**SUPPLIED DATA:**
- - -

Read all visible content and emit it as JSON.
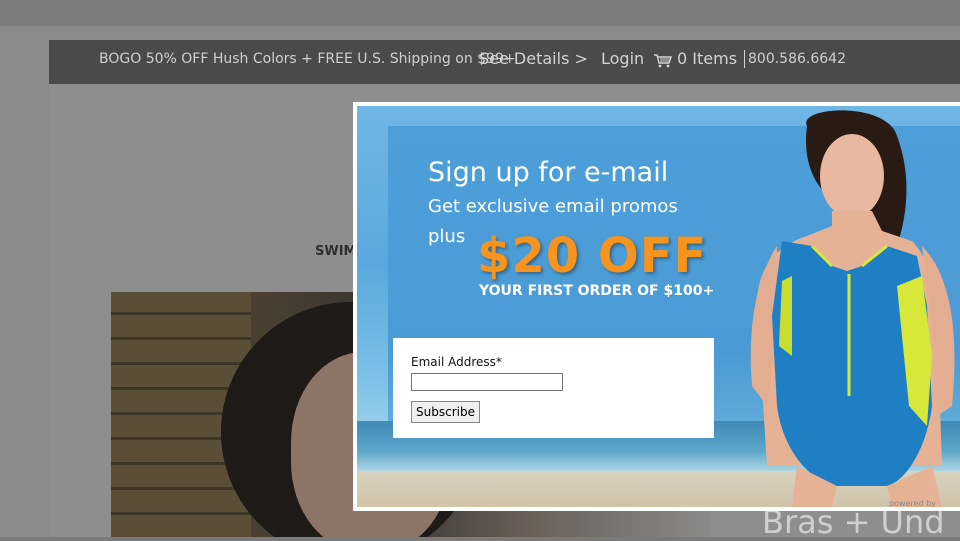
{
  "header": {
    "promo_text": "BOGO 50% OFF Hush Colors + FREE U.S. Shipping on $99+",
    "see_details": "See Details >",
    "login": "Login",
    "cart_items": "0 Items",
    "phone": "800.586.6642"
  },
  "main": {
    "category_label": "SWIM",
    "hero_heading": "Bras + Und"
  },
  "popup": {
    "title": "Sign up for e-mail",
    "subtitle": "Get exclusive email promos",
    "plus": "plus",
    "offer": "$20 OFF",
    "offer_condition": "YOUR FIRST ORDER OF $100+",
    "email_label": "Email Address*",
    "email_value": "",
    "subscribe_label": "Subscribe",
    "powered_by": "powered by"
  },
  "colors": {
    "offer_orange": "#f7941d",
    "popup_blue": "#4d9fd9",
    "swimsuit_blue": "#1e7fc4",
    "swimsuit_lime": "#d7e83a"
  }
}
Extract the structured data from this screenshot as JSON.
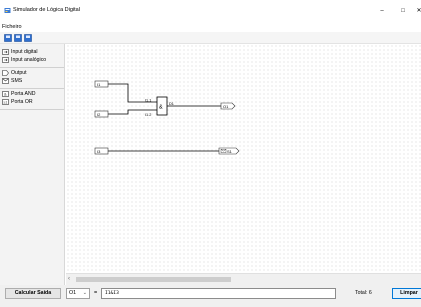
{
  "window": {
    "title": "Simulador de Lógica Digital",
    "minimize": "–",
    "maximize": "□",
    "close": "✕"
  },
  "menu": {
    "file": "Ficheiro"
  },
  "toolbar": {
    "icons": [
      "new-icon",
      "open-icon",
      "save-icon"
    ]
  },
  "sidebar": {
    "inputs": [
      "Input digital",
      "Input analógico"
    ],
    "outputs": [
      "Output",
      "SMS"
    ],
    "gates": [
      "Porta AND",
      "Porta OR"
    ]
  },
  "circuit": {
    "inputs": [
      "I1",
      "I2",
      "I3"
    ],
    "gate_symbol": "&",
    "gate_name": "D1",
    "gate_inputs": [
      "I1.1",
      "I1.2"
    ],
    "outputs": [
      "O1",
      "S1"
    ]
  },
  "bottom": {
    "calculate": "Calcular Saída",
    "selected_output": "O1",
    "equals": "=",
    "expression": "I1&I3",
    "total": "Total: 6",
    "clear": "Limpar"
  },
  "colors": {
    "accent": "#0078d7",
    "wire": "#000000",
    "grid_dot": "#d4d4d4"
  }
}
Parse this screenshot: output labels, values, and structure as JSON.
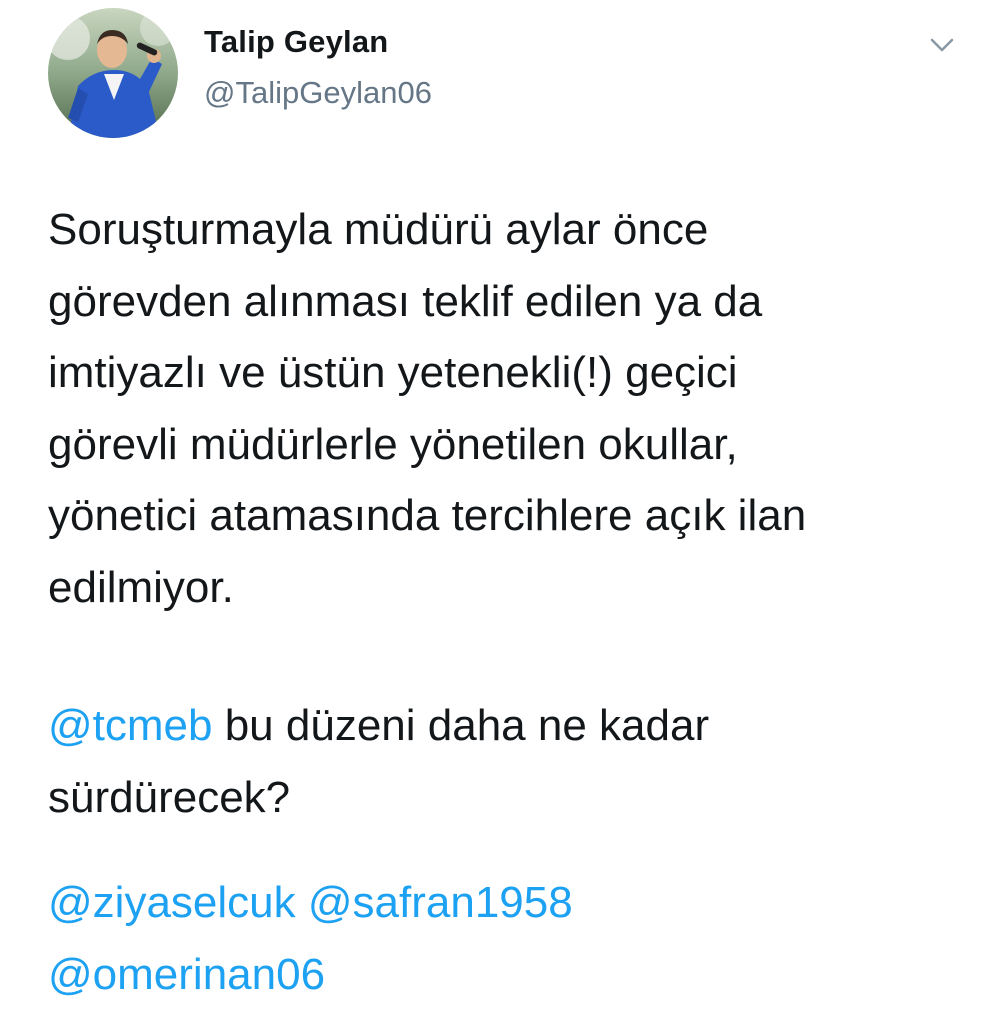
{
  "author": {
    "display_name": "Talip Geylan",
    "handle": "@TalipGeylan06",
    "avatar_icon": "profile-photo"
  },
  "menu": {
    "icon": "chevron-down-icon"
  },
  "tweet": {
    "paragraph1_lines": [
      "Soruşturmayla müdürü aylar önce",
      "görevden alınması teklif edilen ya da",
      "imtiyazlı ve üstün yetenekli(!) geçici",
      "görevli müdürlerle yönetilen okullar,",
      "yönetici atamasında tercihlere açık ilan",
      "edilmiyor."
    ],
    "paragraph2": {
      "mention": "@tcmeb",
      "line1_rest": " bu düzeni daha ne kadar",
      "line2": "sürdürecek?"
    },
    "paragraph3": {
      "mentions": [
        "@ziyaselcuk",
        "@safran1958",
        "@omerinan06"
      ]
    }
  },
  "colors": {
    "link": "#1da1f2",
    "text": "#14171a",
    "secondary": "#657786"
  }
}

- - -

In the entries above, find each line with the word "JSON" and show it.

Read all visible content and emit it as JSON.
Extract the structured data from this screenshot as JSON.
Parse this screenshot: output labels, values, and structure as JSON.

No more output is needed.